Donald Trump leads in primary polls and is well-liked by his party — but his position is worse than it was a year ago… Florida Gov. Ron DeSantis is gaining ground in primary polls, emerging as a plausible challenger…
The Post logic in claiming Trump’s 50%-24% poll lead won’t stick is that unlike 2016, when Trump had an “exclusive hold” on issues like immigration, he will face stiffer competition from DeSantis, who’s no softie on immigration himself. This conveniently forgets that leading Trump challenger Ben Carson in 2016 was proposing using drones on border migrants (“You look at some of these caves… one drone strike, boom, and… gone”). Ted Cruz, Rick Santorum, Scott Walker, and Bobby Jindal came out for ending automatic citizenship for immigrant children, and even Jeb Bush pledged to stop “anchor babies.” The idea that Trump was the only Republican talking tough on immigration in 2016 is delusional.

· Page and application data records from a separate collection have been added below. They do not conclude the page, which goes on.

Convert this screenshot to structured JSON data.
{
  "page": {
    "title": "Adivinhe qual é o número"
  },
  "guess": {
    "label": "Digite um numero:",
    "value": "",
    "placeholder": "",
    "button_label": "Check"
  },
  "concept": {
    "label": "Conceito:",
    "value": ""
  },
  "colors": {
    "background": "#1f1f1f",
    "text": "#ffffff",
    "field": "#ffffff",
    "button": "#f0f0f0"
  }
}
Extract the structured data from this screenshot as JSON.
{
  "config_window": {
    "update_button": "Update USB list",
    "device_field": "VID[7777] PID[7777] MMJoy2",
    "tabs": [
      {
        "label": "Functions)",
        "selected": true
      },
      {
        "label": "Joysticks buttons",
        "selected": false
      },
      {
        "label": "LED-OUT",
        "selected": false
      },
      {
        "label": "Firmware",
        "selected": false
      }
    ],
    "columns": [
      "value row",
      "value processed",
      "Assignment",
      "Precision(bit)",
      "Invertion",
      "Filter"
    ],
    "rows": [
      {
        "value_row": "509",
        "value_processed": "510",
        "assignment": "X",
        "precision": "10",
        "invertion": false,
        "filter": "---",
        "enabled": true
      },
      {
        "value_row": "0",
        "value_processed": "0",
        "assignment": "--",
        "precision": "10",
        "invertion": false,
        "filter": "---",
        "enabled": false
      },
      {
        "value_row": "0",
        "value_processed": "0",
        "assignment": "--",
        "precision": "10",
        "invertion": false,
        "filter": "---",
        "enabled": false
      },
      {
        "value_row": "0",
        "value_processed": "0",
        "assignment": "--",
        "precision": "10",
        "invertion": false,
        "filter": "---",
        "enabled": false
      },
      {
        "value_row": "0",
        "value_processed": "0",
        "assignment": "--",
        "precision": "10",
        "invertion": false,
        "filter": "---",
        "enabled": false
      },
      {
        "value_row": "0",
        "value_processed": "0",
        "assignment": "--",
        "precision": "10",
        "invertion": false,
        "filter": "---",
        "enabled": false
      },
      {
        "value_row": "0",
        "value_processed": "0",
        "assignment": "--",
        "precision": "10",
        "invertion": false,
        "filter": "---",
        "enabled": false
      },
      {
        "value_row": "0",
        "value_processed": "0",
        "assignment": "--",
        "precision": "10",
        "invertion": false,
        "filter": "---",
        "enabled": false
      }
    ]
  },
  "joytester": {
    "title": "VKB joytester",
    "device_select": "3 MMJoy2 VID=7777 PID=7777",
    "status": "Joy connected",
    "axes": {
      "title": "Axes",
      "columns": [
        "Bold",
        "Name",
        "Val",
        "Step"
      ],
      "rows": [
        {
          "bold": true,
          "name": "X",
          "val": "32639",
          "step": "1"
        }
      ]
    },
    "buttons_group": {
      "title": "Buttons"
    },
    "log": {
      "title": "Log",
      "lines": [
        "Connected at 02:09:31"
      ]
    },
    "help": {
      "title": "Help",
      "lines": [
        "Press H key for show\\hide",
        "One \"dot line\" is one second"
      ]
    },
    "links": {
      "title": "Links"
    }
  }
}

We’re watching a replay of 2015-2016, when one establishment organ after another ran laudatory stories about establishment-approved Trump rivals supposedly seizing control of the race from twenty, thirty, forty points back. Who could forget MSNBC’s “Is Ted Cruz 2016's invisible GOP front-runner?”, or the Washington Post conferring the same “plausible nominee” moniker on John Kasich that’s now cursing DeSantis, or temporarily tumescent headlines like “Marco Rubio has surged to the front of the pack”? In 2015 a near-identical New York Times story about Rupert Murdoch’s “misgivings” about the “catastrophe” Trump ran to no effect, and the National Review published a massive “Against Trump” issue, in which editors and an all-star cast of Republican heavies railed against the “excrescences of instant-hit media culture.”
These efforts all failed, because none of these media figures — including all-powerful Fox boss Murdoch — could come to terms with the voting public’s changed attitude toward campaign press. In every previous cycle, if Mark Halperin of ABC said John Kerry was in a “strong position” to win the Democratic nomination, Kerry would win. If Sean Hannity gave a full-hour backrub to John McCain, McCain would be the Republican nominee. The campaign press really were kingmakers, once.